Supertacos is a very good and (like most in Kino Viejo) casual open restaurant. Basic menu: soft carne asada tacos. Chilli macho which is a taco with carne asada, cheese and a green chilli on a lightly grilled tortilla. Carmellos which is like a small carne asada quesadilla. Lorenzos which a hard shell small taco in a bowl shape with lots of meat and cheese. They also have beans and broth served in a small styrofoam cup. The staff and cook/owner are very friendly. The owner speaks English fairly well. They have soda and horchata. Like most restaurants in Kino if you want alcohol it is fine to bring your own. Seems to be open mainly for dinner. Weekday hours erratic.
Mexican Coke in a bottle. You know, the kind made with sugar not high-fructose corn syrup. It's ubiquitous in Mexico and the bottles are reused for decades, so you produce no extra waste by drinking one.
Water out of the faucets is safe but very saline. Better to pick up bottled water.
In Bahía de Kino there are mostly apartment complexes but some hotels exist. Be warned that during Mexican (and US) holidays, getting reasonably priced accommodation might be difficult.
- Hotel Hacienda, Blvd. Guaymas esq. Manzanillo, ☏ , ✉ email@example.com. A cosy little hotel in old Kino (Kino Viejo) with a relaxed, helpful staff and a nice little swimming pool. Not without its maintenance faults. Within easy walking distance of the beach and restaurants. M$750 (pesos).
- Eco Bay Hotel, Calle Guaymas y Tampico, Colonia Centro (in Kino Viejo), ☏ , ✉ firstname.lastname@example.org. Beautiful pool and outside lounge area. Rooms are very basic, but clean. Good air conditioning and a comfortable bed. Staff do not speak any English. Single bedroom: M$700, includes breakfast.
Departamentos Santos is an excellent place to become familiar with Kino Viejo and the local flavor. It is as you would expect for an apartment complex off of a dirt road in an underdeveloped city. Don't bring too many expectations and be blown away by the convenience, location, and hospitality of Félix Santos Flores. Félix will make your time pleasant by playing some cumbia and musica norteña while he works on his finances in the courtyard. A double room with cable TV and an A/C will run you M$400. Climb up the steep spiral staircase to the rooftop lounge for an amazing view of the city. There are a couple of pools on the property that you can enjoy.

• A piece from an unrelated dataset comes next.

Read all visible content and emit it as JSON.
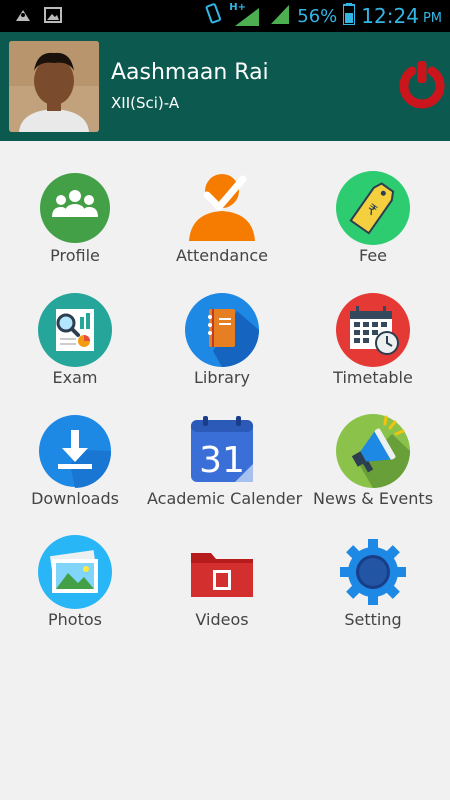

Local ice is made from local water. People that come from first world countries may get travelers' fever but if you've been outside the U.S, Canada or the U.K. a lot, it will be very unlikely that you get infected.